Here are some entries. Repeat all of them exactly.

:: Exercise input ::
___
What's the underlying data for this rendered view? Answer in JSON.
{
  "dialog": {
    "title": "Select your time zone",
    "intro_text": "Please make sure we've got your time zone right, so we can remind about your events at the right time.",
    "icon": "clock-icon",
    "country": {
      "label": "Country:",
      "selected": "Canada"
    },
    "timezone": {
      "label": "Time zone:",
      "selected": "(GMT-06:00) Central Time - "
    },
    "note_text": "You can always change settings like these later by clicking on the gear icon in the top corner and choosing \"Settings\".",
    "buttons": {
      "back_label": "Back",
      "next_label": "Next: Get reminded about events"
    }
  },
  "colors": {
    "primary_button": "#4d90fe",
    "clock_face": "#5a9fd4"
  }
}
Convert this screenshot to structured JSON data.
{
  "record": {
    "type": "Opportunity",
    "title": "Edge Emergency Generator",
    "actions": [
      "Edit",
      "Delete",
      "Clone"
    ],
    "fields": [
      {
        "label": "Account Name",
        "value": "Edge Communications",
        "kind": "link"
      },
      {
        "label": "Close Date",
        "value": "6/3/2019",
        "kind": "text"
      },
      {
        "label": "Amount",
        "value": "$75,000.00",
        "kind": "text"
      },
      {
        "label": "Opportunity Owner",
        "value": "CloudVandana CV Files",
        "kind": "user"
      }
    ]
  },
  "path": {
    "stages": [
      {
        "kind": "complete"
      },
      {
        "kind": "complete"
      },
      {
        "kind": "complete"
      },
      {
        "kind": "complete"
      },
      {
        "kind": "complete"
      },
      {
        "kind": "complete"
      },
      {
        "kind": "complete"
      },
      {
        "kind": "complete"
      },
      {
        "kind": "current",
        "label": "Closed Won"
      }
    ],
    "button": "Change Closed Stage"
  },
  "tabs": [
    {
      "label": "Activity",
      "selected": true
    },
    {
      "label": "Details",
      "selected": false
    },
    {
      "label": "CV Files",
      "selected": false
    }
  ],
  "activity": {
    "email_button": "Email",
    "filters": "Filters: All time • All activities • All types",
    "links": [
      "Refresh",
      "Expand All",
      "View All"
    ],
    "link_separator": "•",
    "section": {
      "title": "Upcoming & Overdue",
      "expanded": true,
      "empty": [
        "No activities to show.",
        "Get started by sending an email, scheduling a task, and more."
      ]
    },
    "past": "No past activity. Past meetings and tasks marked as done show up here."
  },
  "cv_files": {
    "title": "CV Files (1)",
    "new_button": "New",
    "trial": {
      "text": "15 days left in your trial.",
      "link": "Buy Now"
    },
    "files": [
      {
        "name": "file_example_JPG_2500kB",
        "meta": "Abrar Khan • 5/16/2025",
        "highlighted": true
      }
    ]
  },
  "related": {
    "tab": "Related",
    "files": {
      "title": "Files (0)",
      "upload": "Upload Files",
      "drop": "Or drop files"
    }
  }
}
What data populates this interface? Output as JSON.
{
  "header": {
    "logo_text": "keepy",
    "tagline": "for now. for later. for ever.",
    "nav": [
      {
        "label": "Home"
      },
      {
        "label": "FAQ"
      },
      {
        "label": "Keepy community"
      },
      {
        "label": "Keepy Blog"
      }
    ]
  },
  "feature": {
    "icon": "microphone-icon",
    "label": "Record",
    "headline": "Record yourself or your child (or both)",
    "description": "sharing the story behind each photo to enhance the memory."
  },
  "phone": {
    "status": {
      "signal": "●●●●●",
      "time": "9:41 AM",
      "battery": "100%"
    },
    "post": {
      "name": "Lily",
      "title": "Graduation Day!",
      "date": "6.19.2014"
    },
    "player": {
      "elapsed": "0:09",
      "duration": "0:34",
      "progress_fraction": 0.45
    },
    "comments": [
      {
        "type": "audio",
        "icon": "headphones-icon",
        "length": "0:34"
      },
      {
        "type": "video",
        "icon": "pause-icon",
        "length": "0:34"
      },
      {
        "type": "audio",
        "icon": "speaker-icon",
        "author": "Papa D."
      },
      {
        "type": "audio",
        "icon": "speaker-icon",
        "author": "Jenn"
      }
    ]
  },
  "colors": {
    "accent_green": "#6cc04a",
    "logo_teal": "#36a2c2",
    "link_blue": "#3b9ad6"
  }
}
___
:: Solution to this problem ::
What's the underlying data for this rendered view? Answer in JSON.
{
  "dialog": {
    "title": "Select your time zone",
    "intro_text": "Please make sure we've got your time zone right, so we can remind about your events at the right time.",
    "icon": "clock-icon",
    "country": {
      "label": "Country:",
      "selected": "Canada"
    },
    "timezone": {
      "label": "Time zone:",
      "selected": "(GMT-06:00) Central Time - "
    },
    "note_text": "You can always change settings like these later by clicking on the gear icon in the top corner and choosing \"Settings\".",
    "buttons": {
      "back_label": "Back",
      "next_label": "Next: Get reminded about events"
    }
  },
  "colors": {
    "primary_button": "#4d90fe",
    "clock_face": "#5a9fd4"
  }
}
Convert this screenshot to structured JSON data.
{
  "record": {
    "type": "Opportunity",
    "title": "Edge Emergency Generator",
    "actions": [
      "Edit",
      "Delete",
      "Clone"
    ],
    "fields": [
      {
        "label": "Account Name",
        "value": "Edge Communications",
        "kind": "link"
      },
      {
        "label": "Close Date",
        "value": "6/3/2019",
        "kind": "text"
      },
      {
        "label": "Amount",
        "value": "$75,000.00",
        "kind": "text"
      },
      {
        "label": "Opportunity Owner",
        "value": "CloudVandana CV Files",
        "kind": "user"
      }
    ]
  },
  "path": {
    "stages": [
      {
        "kind": "complete"
      },
      {
        "kind": "complete"
      },
      {
        "kind": "complete"
      },
      {
        "kind": "complete"
      },
      {
        "kind": "complete"
      },
      {
        "kind": "complete"
      },
      {
        "kind": "complete"
      },
      {
        "kind": "complete"
      },
      {
        "kind": "current",
        "label": "Closed Won"
      }
    ],
    "button": "Change Closed Stage"
  },
  "tabs": [
    {
      "label": "Activity",
      "selected": true
    },
    {
      "label": "Details",
      "selected": false
    },
    {
      "label": "CV Files",
      "selected": false
    }
  ],
  "activity": {
    "email_button": "Email",
    "filters": "Filters: All time • All activities • All types",
    "links": [
      "Refresh",
      "Expand All",
      "View All"
    ],
    "link_separator": "•",
    "section": {
      "title": "Upcoming & Overdue",
      "expanded": true,
      "empty": [
        "No activities to show.",
        "Get started by sending an email, scheduling a task, and more."
      ]
    },
    "past": "No past activity. Past meetings and tasks marked as done show up here."
  },
  "cv_files": {
    "title": "CV Files (1)",
    "new_button": "New",
    "trial": {
      "text": "15 days left in your trial.",
      "link": "Buy Now"
    },
    "files": [
      {
        "name": "file_example_JPG_2500kB",
        "meta": "Abrar Khan • 5/16/2025",
        "highlighted": true
      }
    ]
  },
  "related": {
    "tab": "Related",
    "files": {
      "title": "Files (0)",
      "upload": "Upload Files",
      "drop": "Or drop files"
    }
  }
}
What data populates this interface? Output as JSON.
{
  "header": {
    "logo_text": "keepy",
    "tagline": "for now. for later. for ever.",
    "nav": [
      {
        "label": "Home"
      },
      {
        "label": "FAQ"
      },
      {
        "label": "Keepy community"
      },
      {
        "label": "Keepy Blog"
      }
    ]
  },
  "feature": {
    "icon": "microphone-icon",
    "label": "Record",
    "headline": "Record yourself or your child (or both)",
    "description": "sharing the story behind each photo to enhance the memory."
  },
  "phone": {
    "status": {
      "signal": "●●●●●",
      "time": "9:41 AM",
      "battery": "100%"
    },
    "post": {
      "name": "Lily",
      "title": "Graduation Day!",
      "date": "6.19.2014"
    },
    "player": {
      "elapsed": "0:09",
      "duration": "0:34",
      "progress_fraction": 0.45
    },
    "comments": [
      {
        "type": "audio",
        "icon": "headphones-icon",
        "length": "0:34"
      },
      {
        "type": "video",
        "icon": "pause-icon",
        "length": "0:34"
      },
      {
        "type": "audio",
        "icon": "speaker-icon",
        "author": "Papa D."
      },
      {
        "type": "audio",
        "icon": "speaker-icon",
        "author": "Jenn"
      }
    ]
  },
  "colors": {
    "accent_green": "#6cc04a",
    "logo_teal": "#36a2c2",
    "link_blue": "#3b9ad6"
  }
}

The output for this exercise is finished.